Washington set a tone for the character and moral compass of America right from the beginning. His was a faith that placed hope and calling not in the strength of man, but in the sovereign grace, goodness, mercy and might of the God of all creation. In his prayer journal as President, he wrote: “Let me live according to those holy rules which Thou hast this day pre-scribed in Thy Holy Word… and help me thoroughly to examine myself… increase my faith, and direct me to the true object Jesus Christ, (Who is) the Way, Truth and Life, and bless O Lord, all the people of this land.” How blessed we were indeed for his leadership.

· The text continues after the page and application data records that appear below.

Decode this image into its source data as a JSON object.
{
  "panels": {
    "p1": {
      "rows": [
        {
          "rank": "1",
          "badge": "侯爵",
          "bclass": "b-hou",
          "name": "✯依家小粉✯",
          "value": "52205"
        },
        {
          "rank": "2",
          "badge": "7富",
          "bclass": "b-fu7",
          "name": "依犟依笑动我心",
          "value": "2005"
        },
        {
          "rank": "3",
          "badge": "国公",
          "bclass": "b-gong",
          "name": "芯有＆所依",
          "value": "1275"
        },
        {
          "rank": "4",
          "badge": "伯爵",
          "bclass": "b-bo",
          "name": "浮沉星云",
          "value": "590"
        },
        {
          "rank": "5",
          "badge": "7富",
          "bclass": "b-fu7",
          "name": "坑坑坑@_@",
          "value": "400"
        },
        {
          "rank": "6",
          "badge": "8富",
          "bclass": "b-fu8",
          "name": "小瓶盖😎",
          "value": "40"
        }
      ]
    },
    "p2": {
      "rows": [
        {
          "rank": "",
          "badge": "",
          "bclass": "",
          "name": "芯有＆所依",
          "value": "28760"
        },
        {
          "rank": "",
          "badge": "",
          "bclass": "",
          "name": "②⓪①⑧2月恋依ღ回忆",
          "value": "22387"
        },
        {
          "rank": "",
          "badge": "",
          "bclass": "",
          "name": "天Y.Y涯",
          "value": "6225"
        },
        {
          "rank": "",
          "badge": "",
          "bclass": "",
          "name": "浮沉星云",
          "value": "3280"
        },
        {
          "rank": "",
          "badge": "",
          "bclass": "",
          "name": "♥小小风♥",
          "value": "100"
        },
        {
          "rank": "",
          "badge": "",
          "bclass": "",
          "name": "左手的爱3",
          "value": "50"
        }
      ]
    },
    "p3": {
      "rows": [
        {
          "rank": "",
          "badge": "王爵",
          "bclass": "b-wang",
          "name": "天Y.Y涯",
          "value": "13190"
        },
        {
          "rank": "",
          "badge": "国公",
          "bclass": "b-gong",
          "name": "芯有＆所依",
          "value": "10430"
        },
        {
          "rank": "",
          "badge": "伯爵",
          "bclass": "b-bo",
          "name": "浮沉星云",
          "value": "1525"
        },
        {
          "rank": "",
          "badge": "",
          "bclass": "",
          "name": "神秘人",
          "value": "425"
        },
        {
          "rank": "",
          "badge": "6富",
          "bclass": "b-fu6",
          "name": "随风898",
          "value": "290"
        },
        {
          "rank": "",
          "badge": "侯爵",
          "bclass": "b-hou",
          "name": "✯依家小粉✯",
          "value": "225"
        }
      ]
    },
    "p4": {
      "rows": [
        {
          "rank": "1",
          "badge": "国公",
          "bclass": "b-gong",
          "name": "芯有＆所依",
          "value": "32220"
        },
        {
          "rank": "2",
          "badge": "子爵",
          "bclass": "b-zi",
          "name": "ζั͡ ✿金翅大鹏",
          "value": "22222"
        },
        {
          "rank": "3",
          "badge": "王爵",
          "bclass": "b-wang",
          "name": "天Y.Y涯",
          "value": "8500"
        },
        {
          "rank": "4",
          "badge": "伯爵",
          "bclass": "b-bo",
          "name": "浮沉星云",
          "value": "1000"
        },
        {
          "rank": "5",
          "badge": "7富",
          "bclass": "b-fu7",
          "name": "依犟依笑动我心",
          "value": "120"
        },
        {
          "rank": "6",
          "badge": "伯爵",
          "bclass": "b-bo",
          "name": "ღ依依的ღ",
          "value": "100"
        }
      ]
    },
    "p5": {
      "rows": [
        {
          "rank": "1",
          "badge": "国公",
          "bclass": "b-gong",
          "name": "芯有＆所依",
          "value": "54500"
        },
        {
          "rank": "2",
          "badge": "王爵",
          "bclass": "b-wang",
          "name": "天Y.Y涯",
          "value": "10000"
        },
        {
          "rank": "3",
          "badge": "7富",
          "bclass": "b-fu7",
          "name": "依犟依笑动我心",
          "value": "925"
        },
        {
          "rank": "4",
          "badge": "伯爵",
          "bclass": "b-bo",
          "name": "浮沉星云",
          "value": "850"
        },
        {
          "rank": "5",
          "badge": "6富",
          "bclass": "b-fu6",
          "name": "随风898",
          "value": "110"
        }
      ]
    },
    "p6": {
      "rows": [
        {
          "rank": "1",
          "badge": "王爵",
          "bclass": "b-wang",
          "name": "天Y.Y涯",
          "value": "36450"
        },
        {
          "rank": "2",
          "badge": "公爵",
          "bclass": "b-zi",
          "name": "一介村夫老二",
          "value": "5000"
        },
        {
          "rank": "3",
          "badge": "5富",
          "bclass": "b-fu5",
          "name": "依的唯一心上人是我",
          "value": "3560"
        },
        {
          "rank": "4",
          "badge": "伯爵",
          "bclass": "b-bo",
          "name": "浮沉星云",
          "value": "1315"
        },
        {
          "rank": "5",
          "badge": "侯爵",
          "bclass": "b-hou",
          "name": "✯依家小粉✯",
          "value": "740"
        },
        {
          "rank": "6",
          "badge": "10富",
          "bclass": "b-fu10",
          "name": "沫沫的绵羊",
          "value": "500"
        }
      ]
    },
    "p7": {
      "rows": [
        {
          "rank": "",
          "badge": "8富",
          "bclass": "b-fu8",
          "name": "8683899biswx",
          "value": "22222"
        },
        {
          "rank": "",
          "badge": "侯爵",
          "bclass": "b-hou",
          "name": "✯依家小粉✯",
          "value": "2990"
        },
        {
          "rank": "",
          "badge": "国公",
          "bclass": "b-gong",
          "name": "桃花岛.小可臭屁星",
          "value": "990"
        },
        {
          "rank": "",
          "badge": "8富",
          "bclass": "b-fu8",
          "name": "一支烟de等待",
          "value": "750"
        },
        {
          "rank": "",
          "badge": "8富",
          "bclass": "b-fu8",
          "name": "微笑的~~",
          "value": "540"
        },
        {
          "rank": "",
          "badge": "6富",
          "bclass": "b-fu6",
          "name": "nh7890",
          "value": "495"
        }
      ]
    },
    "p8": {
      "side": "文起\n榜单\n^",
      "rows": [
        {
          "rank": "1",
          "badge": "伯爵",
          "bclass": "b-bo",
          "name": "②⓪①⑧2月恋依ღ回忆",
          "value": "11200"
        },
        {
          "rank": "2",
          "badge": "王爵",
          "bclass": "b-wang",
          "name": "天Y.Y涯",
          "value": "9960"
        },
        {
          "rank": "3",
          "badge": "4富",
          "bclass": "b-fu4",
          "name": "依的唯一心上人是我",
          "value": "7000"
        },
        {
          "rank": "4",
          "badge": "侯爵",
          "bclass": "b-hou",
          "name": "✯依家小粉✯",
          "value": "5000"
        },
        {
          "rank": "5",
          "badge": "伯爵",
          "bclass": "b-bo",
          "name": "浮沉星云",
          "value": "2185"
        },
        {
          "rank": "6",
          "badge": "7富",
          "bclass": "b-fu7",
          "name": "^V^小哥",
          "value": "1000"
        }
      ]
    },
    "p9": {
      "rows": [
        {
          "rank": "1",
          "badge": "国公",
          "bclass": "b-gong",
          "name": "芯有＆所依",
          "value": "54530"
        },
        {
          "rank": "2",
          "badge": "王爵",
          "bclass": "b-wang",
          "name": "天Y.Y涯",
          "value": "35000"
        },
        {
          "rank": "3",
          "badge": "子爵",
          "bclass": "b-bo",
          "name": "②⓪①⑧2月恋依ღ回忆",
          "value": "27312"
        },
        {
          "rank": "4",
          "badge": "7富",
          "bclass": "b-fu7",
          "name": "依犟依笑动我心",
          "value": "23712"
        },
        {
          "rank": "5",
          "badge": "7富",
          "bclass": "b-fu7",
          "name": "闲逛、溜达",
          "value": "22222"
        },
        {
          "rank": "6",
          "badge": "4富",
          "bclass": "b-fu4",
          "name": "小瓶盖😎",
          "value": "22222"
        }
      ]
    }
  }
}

His guidance through the war, constitutional convention and presidency established America as a nation that regards “the eternal rules of order and right which Heaven itself has ordained.”

A century later, with a revered list of Presidents who followed suit with Washington’s regard and reverence for God’s providence over this country, the U.S. had successfully warded off another attack by Britain, ended slavery through the Civil War, and was expanding into the western territories. Benjamin Harrison, 23rd President, served as a Colonel in the war and went on to become an Ohio lawyer and senator. As a soldier he was known for hosting prayer meetings in his tent each night while on the battlefield. He wrote a letter to his wife asking her to pray that God would first “enable me to bear myself so as to honor my country and my friends.” In a letter to a friend, he stated “It is a great comfort to trust God, even if His providence is unfavorable. Prayer steadies one when he is walking in slippery places, even if things asked for are not given.” In his inaugural address he stated “No other people have a government more worthy of their respect… or a land so magnificent in extent, so pleasant to look upon, and so full of generous suggestion to enterprise and labor” and later recom-mended that we all “implore the favor of God that the blessings of liberty, prosperity, and peace may abide with us as a people, that His hand may lead us in paths of righteousness and good deeds.”

William McKinley, 25th, also in the Civil War and an Ohio lawyer, a two-term Governor and congressman before winning two terms as President, presided over the Spanish-American War. Of that, he stated “I walked the floor of the White House night after night until midnight, going down on my knees praying to Almighty God for light and guidance.” McKinley was shot by an anarchist seven months into his 2nd term and died eight days later, but not before he publicly forgave his assassin. He stated in his first inaugural address: “Our faith teaches that there is no safer reliance than upon the God of our fathers, Who has so singularly favored the American people in every national trial, and who will not forsake us so long as we obey His commandments and walk humbly in His footsteps.” And so with Teddy Roosevelt, 26th, “My fellow-citizens, no people on earth have more cause to be thankful than ours, and this is said reverently, in no spirit of boastfulness in our own strength, but with gratitude to the Giver of Good Who has blessed us with the conditions which have enabled us to achieve so large a measure of well-being and of happiness.” May we be ever mindful and grateful for God’s blessings upon our country. “The things of the body are good; of the intellect better; the best are things of the soul; for in the nation as in the individual, in the long run it is character that counts.” – Thomas Moran